Items from an interface collection:
-=-=-

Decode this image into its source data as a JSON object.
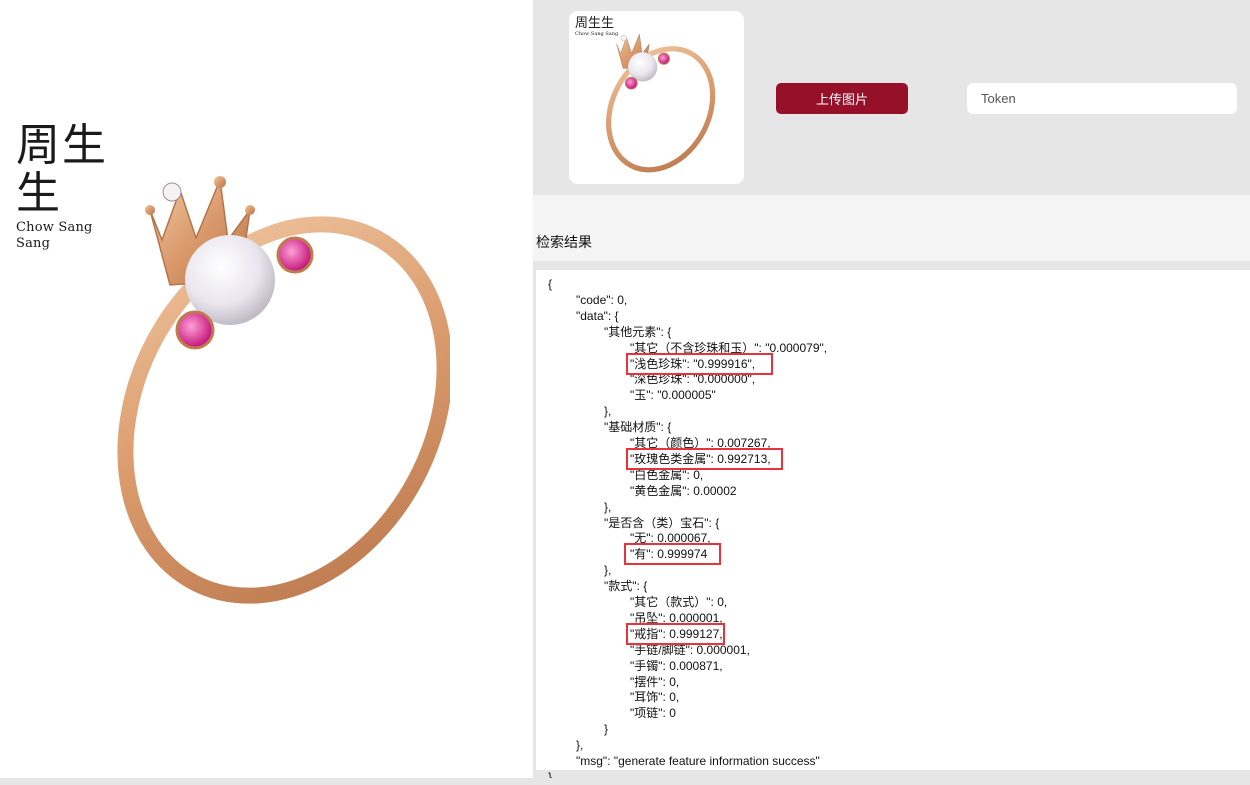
{
  "brand": {
    "name_cn": "周生生",
    "name_en": "Chow Sang Sang"
  },
  "upload": {
    "button_label": "上传图片",
    "token_placeholder": "Token"
  },
  "results": {
    "title": "检索结果",
    "lines": [
      "{",
      "\"code\": 0,",
      "\"data\": {",
      "\"其他元素\": {",
      "\"其它（不含珍珠和玉）\": \"0.000079\",",
      "\"浅色珍珠\": \"0.999916\",",
      "\"深色珍珠\": \"0.000000\",",
      "\"玉\": \"0.000005\"",
      "},",
      "\"基础材质\": {",
      "\"其它（颜色）\": 0.007267,",
      "\"玫瑰色类金属\": 0.992713,",
      "\"白色金属\": 0,",
      "\"黄色金属\": 0.00002",
      "},",
      "\"是否含（类）宝石\": {",
      "\"无\": 0.000067,",
      "\"有\": 0.999974",
      "},",
      "\"款式\": {",
      "\"其它（款式）\": 0,",
      "\"吊坠\": 0.000001,",
      "\"戒指\": 0.999127,",
      "\"手链/脚链\": 0.000001,",
      "\"手镯\": 0.000871,",
      "\"摆件\": 0,",
      "\"耳饰\": 0,",
      "\"项链\": 0",
      "}",
      "},",
      "\"msg\": \"generate feature information success\"",
      "}"
    ]
  },
  "colors": {
    "accent": "#96102a",
    "highlight": "#e8333c",
    "panel_bg": "#e6e6e6"
  }
}
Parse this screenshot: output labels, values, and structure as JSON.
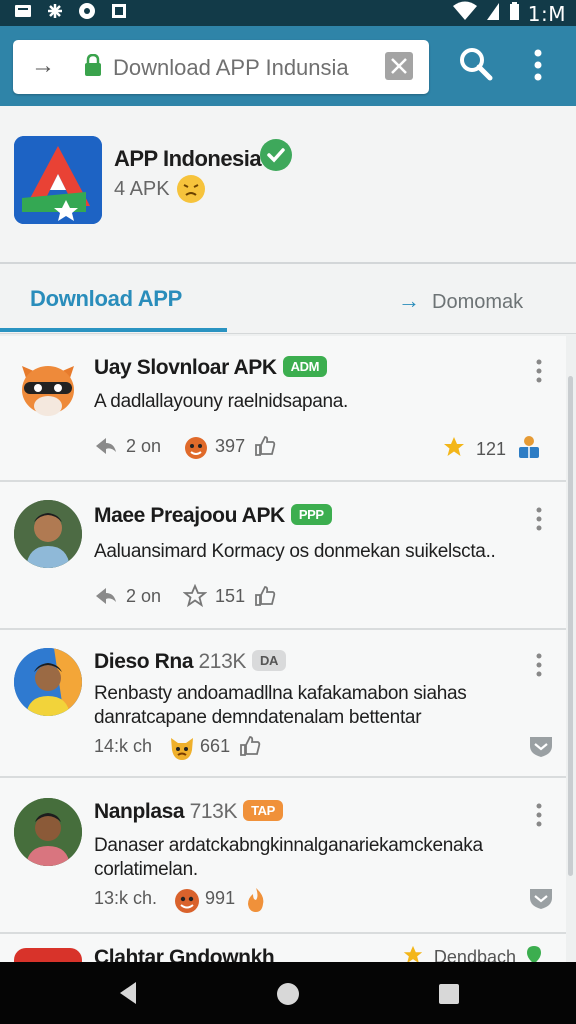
{
  "status_bar": {
    "time": "1:M"
  },
  "toolbar": {
    "url_text": "Download APP Indunsia"
  },
  "app": {
    "name": "APP Indonesia",
    "subtitle": "4 APK"
  },
  "tabs": {
    "active_label": "Download APP",
    "other_label": "Domomak"
  },
  "posts": [
    {
      "title": "Uay Slovnloar APK",
      "badge": "ADM",
      "badge_color": "#3cae4f",
      "body": "A dadlallayouny raelnidsapana.",
      "meta_time": "2 on",
      "meta_count": "397",
      "right_count": "121"
    },
    {
      "title": "Maee Preajoou APK",
      "badge": "PPP",
      "badge_color": "#3cae4f",
      "body": "Aaluansimard Kormacy os donmekan suikelscta..",
      "meta_time": "2 on",
      "meta_count": "151"
    },
    {
      "title": "Dieso Rna",
      "title_muted": "213K",
      "badge": "DA",
      "badge_color": "#d9dadb",
      "body": "Renbasty andoamadllna kafakamabon siahas danratcapane demndatenalam bettentar",
      "meta_time": "14:k ch",
      "meta_count": "661"
    },
    {
      "title": "Nanplasa",
      "title_muted": "713K",
      "badge": "TAP",
      "badge_color": "#f0913a",
      "body": "Danaser ardatckabngkinnalganariekamckenaka corlatimelan.",
      "meta_time": "13:k ch.",
      "meta_count": "991"
    },
    {
      "title": "Clahtar Gndownkh",
      "right_label": "Dendbach"
    }
  ],
  "colors": {
    "toolbar": "#2f84a8",
    "status_bar": "#123a48",
    "accent": "#2a93c1"
  }
}
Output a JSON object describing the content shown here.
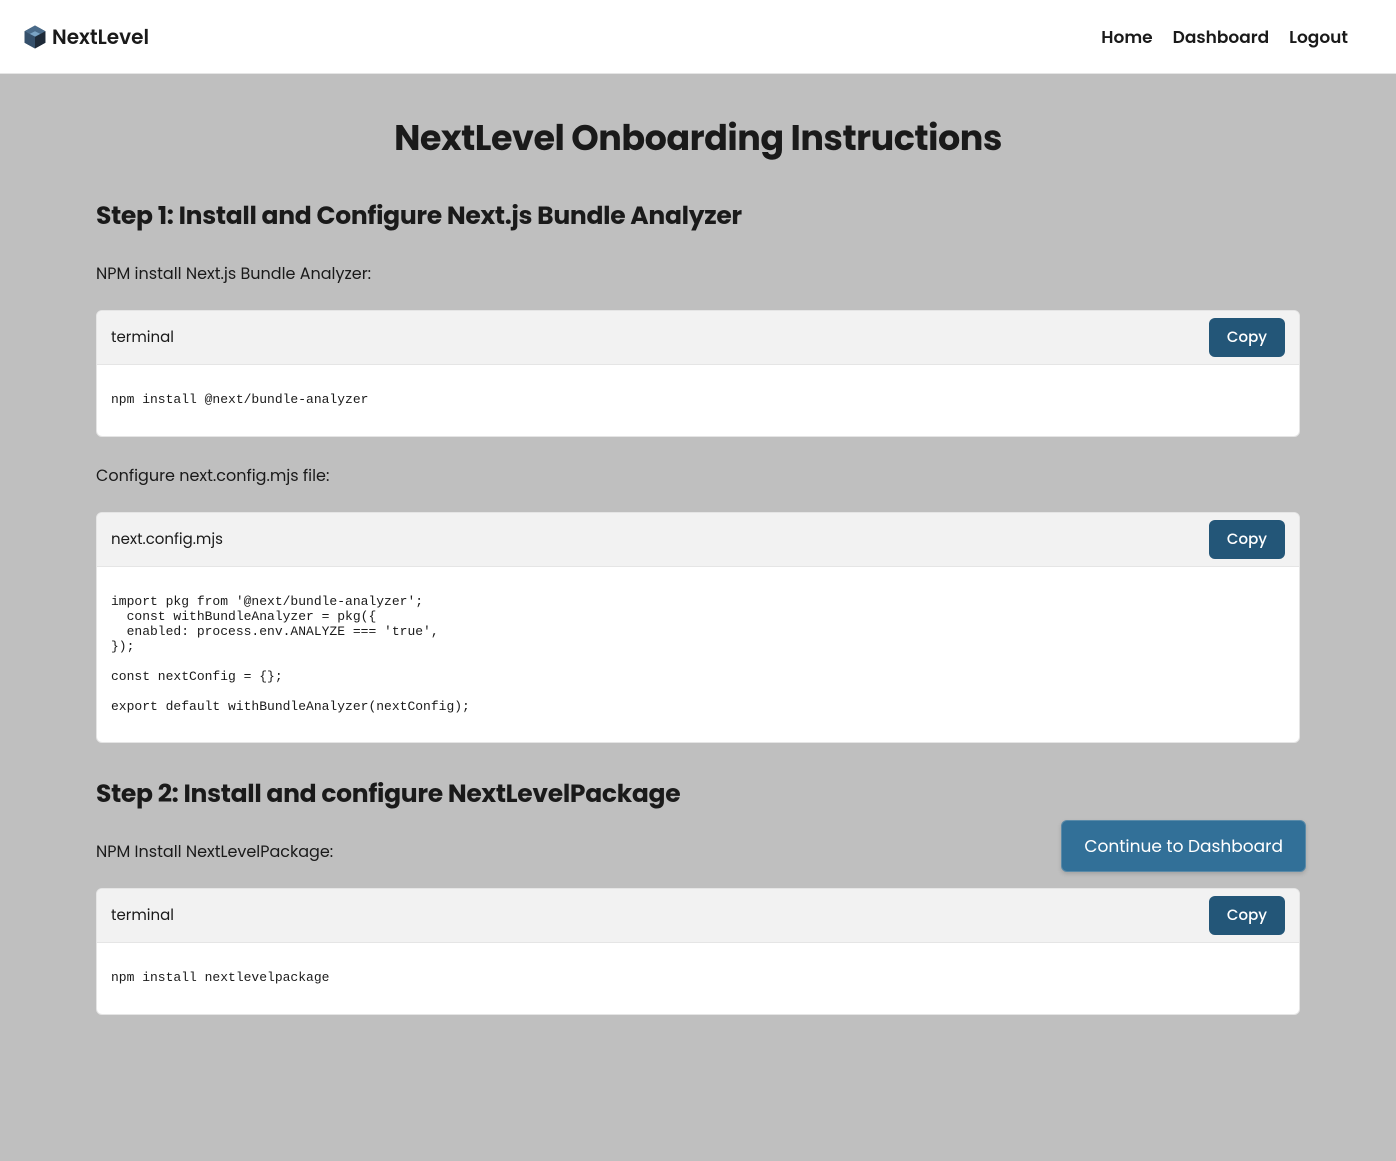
{
  "header": {
    "brand": "NextLevel",
    "nav": {
      "home": "Home",
      "dashboard": "Dashboard",
      "logout": "Logout"
    }
  },
  "page": {
    "title": "NextLevel Onboarding Instructions"
  },
  "steps": [
    {
      "title": "Step 1: Install and Configure Next.js Bundle Analyzer",
      "blocks": [
        {
          "desc": "NPM install Next.js Bundle Analyzer:",
          "filename": "terminal",
          "copyLabel": "Copy",
          "code": "npm install @next/bundle-analyzer"
        },
        {
          "desc": "Configure next.config.mjs file:",
          "filename": "next.config.mjs",
          "copyLabel": "Copy",
          "code": "import pkg from '@next/bundle-analyzer';\n  const withBundleAnalyzer = pkg({\n  enabled: process.env.ANALYZE === 'true',\n});\n\nconst nextConfig = {};\n\nexport default withBundleAnalyzer(nextConfig);"
        }
      ]
    },
    {
      "title": "Step 2: Install and configure NextLevelPackage",
      "blocks": [
        {
          "desc": "NPM Install NextLevelPackage:",
          "filename": "terminal",
          "copyLabel": "Copy",
          "code": "npm install nextlevelpackage"
        }
      ]
    }
  ],
  "floating": {
    "continueLabel": "Continue to Dashboard"
  }
}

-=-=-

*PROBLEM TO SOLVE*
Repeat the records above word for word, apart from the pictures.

*ANSWER BELOW*
Decode this image into its source data as a JSON object.
{
  "brand": {
    "name_cn": "周生生",
    "name_en": "Chow Sang Sang"
  },
  "upload": {
    "button_label": "上传图片",
    "token_placeholder": "Token"
  },
  "results": {
    "title": "检索结果",
    "lines": [
      "{",
      "\"code\": 0,",
      "\"data\": {",
      "\"其他元素\": {",
      "\"其它（不含珍珠和玉）\": \"0.000079\",",
      "\"浅色珍珠\": \"0.999916\",",
      "\"深色珍珠\": \"0.000000\",",
      "\"玉\": \"0.000005\"",
      "},",
      "\"基础材质\": {",
      "\"其它（颜色）\": 0.007267,",
      "\"玫瑰色类金属\": 0.992713,",
      "\"白色金属\": 0,",
      "\"黄色金属\": 0.00002",
      "},",
      "\"是否含（类）宝石\": {",
      "\"无\": 0.000067,",
      "\"有\": 0.999974",
      "},",
      "\"款式\": {",
      "\"其它（款式）\": 0,",
      "\"吊坠\": 0.000001,",
      "\"戒指\": 0.999127,",
      "\"手链/脚链\": 0.000001,",
      "\"手镯\": 0.000871,",
      "\"摆件\": 0,",
      "\"耳饰\": 0,",
      "\"项链\": 0",
      "}",
      "},",
      "\"msg\": \"generate feature information success\"",
      "}"
    ]
  },
  "colors": {
    "accent": "#96102a",
    "highlight": "#e8333c",
    "panel_bg": "#e6e6e6"
  }
}
Parse this screenshot: output labels, values, and structure as JSON.
{
  "status_bar": {
    "time": "1:M"
  },
  "toolbar": {
    "url_text": "Download APP Indunsia"
  },
  "app": {
    "name": "APP Indonesia",
    "subtitle": "4 APK"
  },
  "tabs": {
    "active_label": "Download APP",
    "other_label": "Domomak"
  },
  "posts": [
    {
      "title": "Uay Slovnloar APK",
      "badge": "ADM",
      "badge_color": "#3cae4f",
      "body": "A dadlallayouny raelnidsapana.",
      "meta_time": "2 on",
      "meta_count": "397",
      "right_count": "121"
    },
    {
      "title": "Maee Preajoou APK",
      "badge": "PPP",
      "badge_color": "#3cae4f",
      "body": "Aaluansimard Kormacy os donmekan suikelscta..",
      "meta_time": "2 on",
      "meta_count": "151"
    },
    {
      "title": "Dieso Rna",
      "title_muted": "213K",
      "badge": "DA",
      "badge_color": "#d9dadb",
      "body": "Renbasty andoamadllna kafakamabon siahas danratcapane demndatenalam bettentar",
      "meta_time": "14:k ch",
      "meta_count": "661"
    },
    {
      "title": "Nanplasa",
      "title_muted": "713K",
      "badge": "TAP",
      "badge_color": "#f0913a",
      "body": "Danaser ardatckabngkinnalganariekamckenaka corlatimelan.",
      "meta_time": "13:k ch.",
      "meta_count": "991"
    },
    {
      "title": "Clahtar Gndownkh",
      "right_label": "Dendbach"
    }
  ],
  "colors": {
    "toolbar": "#2f84a8",
    "status_bar": "#123a48",
    "accent": "#2a93c1"
  }
}
Output a JSON object describing the content shown here.
{
  "header": {
    "brand": "NextLevel",
    "nav": {
      "home": "Home",
      "dashboard": "Dashboard",
      "logout": "Logout"
    }
  },
  "page": {
    "title": "NextLevel Onboarding Instructions"
  },
  "steps": [
    {
      "title": "Step 1: Install and Configure Next.js Bundle Analyzer",
      "blocks": [
        {
          "desc": "NPM install Next.js Bundle Analyzer:",
          "filename": "terminal",
          "copyLabel": "Copy",
          "code": "npm install @next/bundle-analyzer"
        },
        {
          "desc": "Configure next.config.mjs file:",
          "filename": "next.config.mjs",
          "copyLabel": "Copy",
          "code": "import pkg from '@next/bundle-analyzer';\n  const withBundleAnalyzer = pkg({\n  enabled: process.env.ANALYZE === 'true',\n});\n\nconst nextConfig = {};\n\nexport default withBundleAnalyzer(nextConfig);"
        }
      ]
    },
    {
      "title": "Step 2: Install and configure NextLevelPackage",
      "blocks": [
        {
          "desc": "NPM Install NextLevelPackage:",
          "filename": "terminal",
          "copyLabel": "Copy",
          "code": "npm install nextlevelpackage"
        }
      ]
    }
  ],
  "floating": {
    "continueLabel": "Continue to Dashboard"
  }
}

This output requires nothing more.